Being interested in technological advancements in no way or form implies interest in marketing trends. Also, I have no need to try to justify my choices or to try to prove some sort of superiority based on the popularity of my choices.

Personally I find this difference between the platform utilisation rates, which has enormous implications, to be one of the most interesting phenomena in the modern tech world.

I don't find it such an interesting phenomenon. As I said, part of it comes from the simple fact that iPhones are always premium models and the people who buy those are more likely to have money to spend, whereas there are plenty of cheap lower-end Android - phones for the people who are likely to have less money to spend. Also, something that immediately sticks to the eye from those charts is the fact that Google doesn't offer e-books, music, movies etc. via its Google Play Market to even nearly as many countries as Apple does through iTunes -- this is obviously going to show up in the charts, what with less money spent on these things and such, but also indirectly because people who want to be able to consume these things will have to gravitate towards iOS, then or be knowledgeable of other means of obtaining their content.

Nevertheless, none of those charts paint such a dire image as you keep yammering about. Yes, there is plenty that can be done to improve the situation and a lot of it lies on Google's shoulders, but one has to also keep in mind that you're comparing out-dated models and sub-$90 models to $600+ model devices. Unless there comes out a similar chart based on similarly-priced models I won't be eating what you're offering.

Reply Parent Score: 3

RE[10]: Reponse
by WereCatf on Tue 22nd Jan 2013 04:28 in reply to "RE[9]: Reponse"
WereCatf Member since:

I had to get some shut-eye so my comment became shorter than I'd liked to, but well, I also have the following to say about this:


What? Why? Well, you're more-or-less required to install iTunes sooner or later, to apply updates or manage music or whatnot. Once you've installed iTunes so that you can manage your music on your various devices Apple has a great foot-hold in to your life as there's e-books, apps, movies, TV-shows and all the other cool stuff just a click away, in the same central application, and again, you're more-or-less bound to eventually explore those sections of the application, too. It's a neat, easily-accessible package for all sorts of content-consumption needs, and it doesn't just let you buy stuff but also allows you to manage, play and stream it.

Now, contrast this to Google: a bunch of often-times incoherent websites very loosely connected to eachother, no central way of managing your content, streaming it or playing it. Even the Google Music desktop application only allows you to upload local music to their servers or download music from your account -- no managing, no buying, no thing. Google's Play Market is a rambling mess of stuff and it's not even available in half as many places as iTunes's stores are! Here in Finland, for example, Google offers only apps. Not books, not movies, not music, no TV-shows, no nothing.

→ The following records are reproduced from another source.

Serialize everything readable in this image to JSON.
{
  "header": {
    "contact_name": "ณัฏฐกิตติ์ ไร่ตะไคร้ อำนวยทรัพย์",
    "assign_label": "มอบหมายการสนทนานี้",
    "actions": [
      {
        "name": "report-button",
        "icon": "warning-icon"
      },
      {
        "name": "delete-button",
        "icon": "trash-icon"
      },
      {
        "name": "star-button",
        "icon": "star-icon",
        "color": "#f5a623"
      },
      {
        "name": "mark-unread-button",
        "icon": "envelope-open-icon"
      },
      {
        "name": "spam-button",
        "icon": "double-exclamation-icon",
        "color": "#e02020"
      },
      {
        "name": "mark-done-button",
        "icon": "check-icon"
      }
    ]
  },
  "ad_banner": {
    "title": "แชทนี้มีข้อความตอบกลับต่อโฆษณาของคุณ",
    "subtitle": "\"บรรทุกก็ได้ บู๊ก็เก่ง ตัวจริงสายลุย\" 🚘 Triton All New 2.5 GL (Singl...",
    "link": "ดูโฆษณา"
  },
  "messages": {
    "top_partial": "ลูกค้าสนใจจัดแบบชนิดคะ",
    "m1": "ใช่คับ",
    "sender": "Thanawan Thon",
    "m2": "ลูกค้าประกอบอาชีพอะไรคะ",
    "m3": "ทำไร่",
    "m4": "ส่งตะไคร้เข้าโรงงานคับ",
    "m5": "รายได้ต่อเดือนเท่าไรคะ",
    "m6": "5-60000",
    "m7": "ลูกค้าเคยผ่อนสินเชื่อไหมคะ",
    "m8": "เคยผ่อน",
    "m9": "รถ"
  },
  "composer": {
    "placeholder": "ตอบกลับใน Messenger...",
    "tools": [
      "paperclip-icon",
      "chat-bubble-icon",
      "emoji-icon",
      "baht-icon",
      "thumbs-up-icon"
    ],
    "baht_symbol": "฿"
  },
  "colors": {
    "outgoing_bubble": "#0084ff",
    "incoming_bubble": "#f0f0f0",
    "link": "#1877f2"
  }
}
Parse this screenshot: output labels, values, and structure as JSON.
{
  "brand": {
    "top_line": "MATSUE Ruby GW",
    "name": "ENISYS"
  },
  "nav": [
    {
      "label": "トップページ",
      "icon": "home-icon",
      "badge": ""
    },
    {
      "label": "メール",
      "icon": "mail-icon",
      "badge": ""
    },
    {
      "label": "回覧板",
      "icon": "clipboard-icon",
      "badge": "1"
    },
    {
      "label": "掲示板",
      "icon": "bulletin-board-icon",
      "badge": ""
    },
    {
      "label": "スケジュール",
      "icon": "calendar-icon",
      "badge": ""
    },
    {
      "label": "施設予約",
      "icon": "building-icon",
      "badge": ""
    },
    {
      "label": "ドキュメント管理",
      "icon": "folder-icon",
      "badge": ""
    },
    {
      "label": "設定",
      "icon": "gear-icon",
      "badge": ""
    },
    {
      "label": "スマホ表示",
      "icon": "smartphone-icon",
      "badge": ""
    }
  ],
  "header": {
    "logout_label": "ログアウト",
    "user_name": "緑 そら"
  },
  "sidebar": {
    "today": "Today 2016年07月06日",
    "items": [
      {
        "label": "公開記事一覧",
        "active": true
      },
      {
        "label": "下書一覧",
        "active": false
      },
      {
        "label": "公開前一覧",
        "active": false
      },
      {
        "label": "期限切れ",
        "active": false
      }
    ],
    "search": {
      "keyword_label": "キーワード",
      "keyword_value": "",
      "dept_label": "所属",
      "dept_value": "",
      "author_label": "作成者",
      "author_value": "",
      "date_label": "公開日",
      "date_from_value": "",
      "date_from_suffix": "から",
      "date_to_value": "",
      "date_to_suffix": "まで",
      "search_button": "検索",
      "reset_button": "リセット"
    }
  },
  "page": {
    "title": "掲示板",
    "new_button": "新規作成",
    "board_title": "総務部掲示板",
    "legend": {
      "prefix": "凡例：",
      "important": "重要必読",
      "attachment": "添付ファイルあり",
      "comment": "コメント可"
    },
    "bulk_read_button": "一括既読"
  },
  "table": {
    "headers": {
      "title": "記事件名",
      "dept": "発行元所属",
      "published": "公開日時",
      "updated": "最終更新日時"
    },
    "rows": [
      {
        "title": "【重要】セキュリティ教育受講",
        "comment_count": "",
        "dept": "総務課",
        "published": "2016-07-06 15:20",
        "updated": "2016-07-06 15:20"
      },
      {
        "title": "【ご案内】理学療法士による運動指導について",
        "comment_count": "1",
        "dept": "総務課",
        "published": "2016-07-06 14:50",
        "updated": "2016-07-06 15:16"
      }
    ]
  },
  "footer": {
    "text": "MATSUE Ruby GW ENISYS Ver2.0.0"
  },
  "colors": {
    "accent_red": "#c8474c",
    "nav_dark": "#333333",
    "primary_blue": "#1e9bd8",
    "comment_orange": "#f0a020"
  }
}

iTunes being such a central piece of the Apple-experience is a great idea from marketing-perspective, what with the discoverability of new and old content and making it all appealing, and Google has really dropped the ball here. Of course it will then show up in all kinds of revenue-streams! This still does not say anything about Android as an OS or its userbase, it merely comes down to Google's inability to execute a coherent marketing plan.

Reply Parent Score: 2